His argument that he may have missed an opportunity to have the trial judge run his revoked sentences concurrent with his Florida sentence is not sufficient to show prejudice in this case. The possibility that the trial judge would have so acted after he had already run the appellant's original sentences concurrently and after the appellant had committed a robbery while on probation is so unlikely as to suggest its total impossibility. Further, the detainer had no effect on the appellant's Florida prison status or privileges. At the hearing, the appellant testified that while this detainer *831 was in effect, he was in a band which traveled throughout the State of Florida without a guard.
Further, in our opinion, the appellant can take no comfort from the holdings of Morrissey v. Brewer, supra, or Gagnon v. Scarpelli, 411 U.S. 778, 93 S. Ct. 1756, 36 L. Ed. 2d 656 (1973), the former requiring a prompt parole revocation hearing, and the latter applying the Morrissey principles to probation revocation hearings. At his revocation hearing in the present case, the appellant admitted his violation. In the Morrissey case, the court said:"If it is determined that petitioners admitted parole violations to the Parole Board, as respondents contend, and if those violations are found to be reasonable grounds for revoking parole under state standards, that would end the matter."
As previously indicated, the case of Allen v. State, supra, is distinguishable from the present case. In Allen, the court was dealing with an intrastate prisoner. The Allen court pointed out that the prisoner "was readily accessible throughout the period." Allen, who was incarcerated in the Tennessee penitentiary during the entire time, was in custody of the Tennessee authorities from the outset. The present case, however, involves an interstate prisoner; one who was not in Tennessee's custody until he was returned to this jurisdiction. He was not available until that time.

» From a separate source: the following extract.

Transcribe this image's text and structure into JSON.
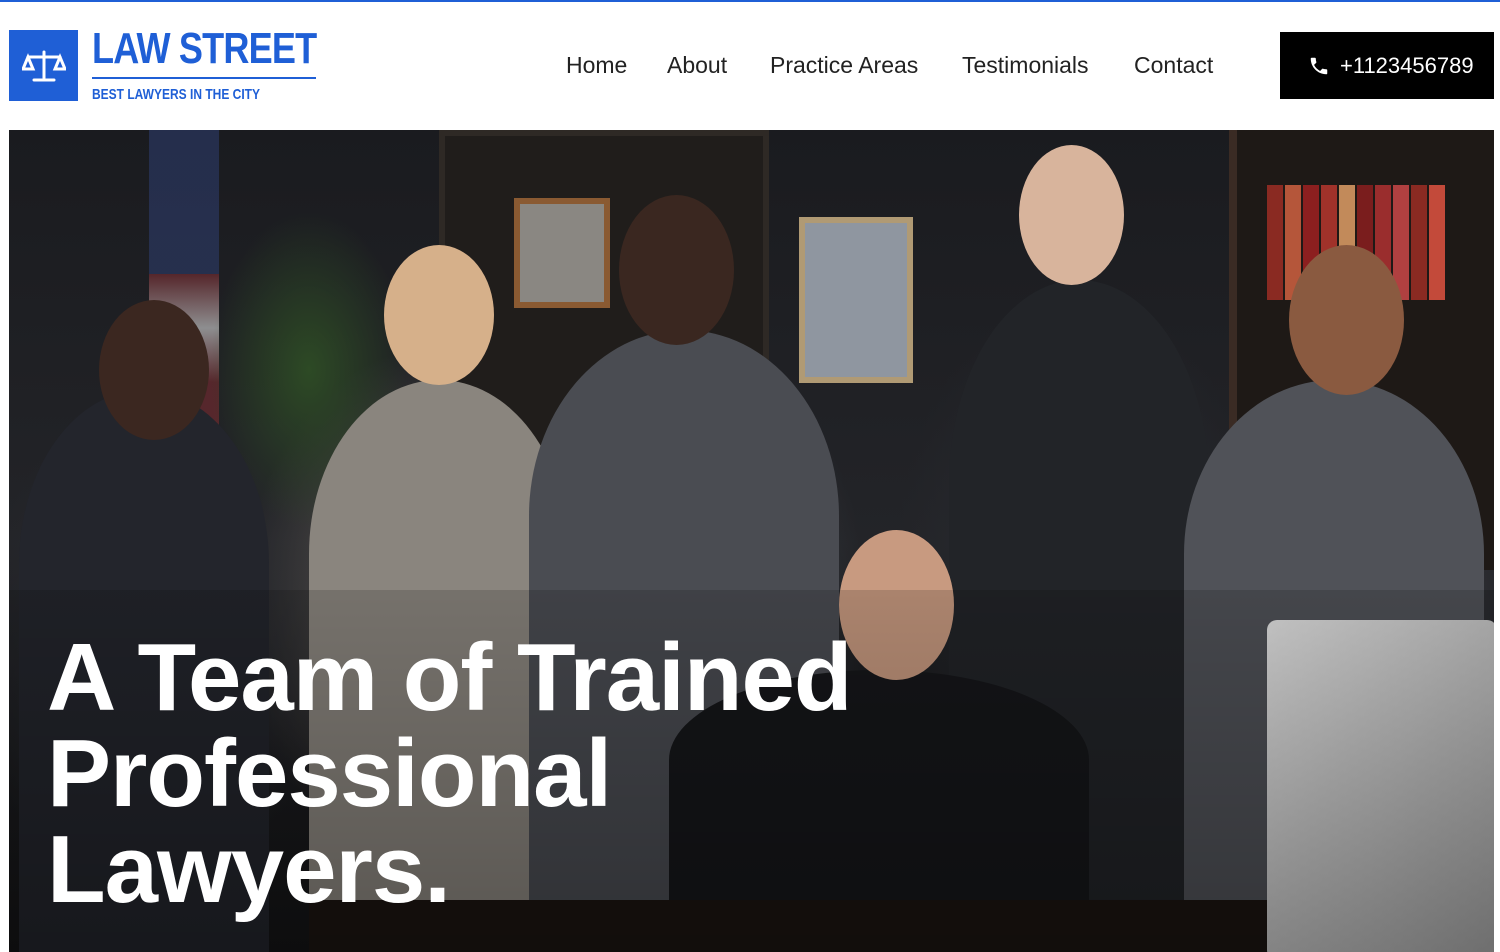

Further, in Allen, the court found prejudice; in the present case, we find no prejudice.
The judgment of the trial court is affirmed.
DAUGHTREY, J., and JERRY SCOTT, Special Judge, concur.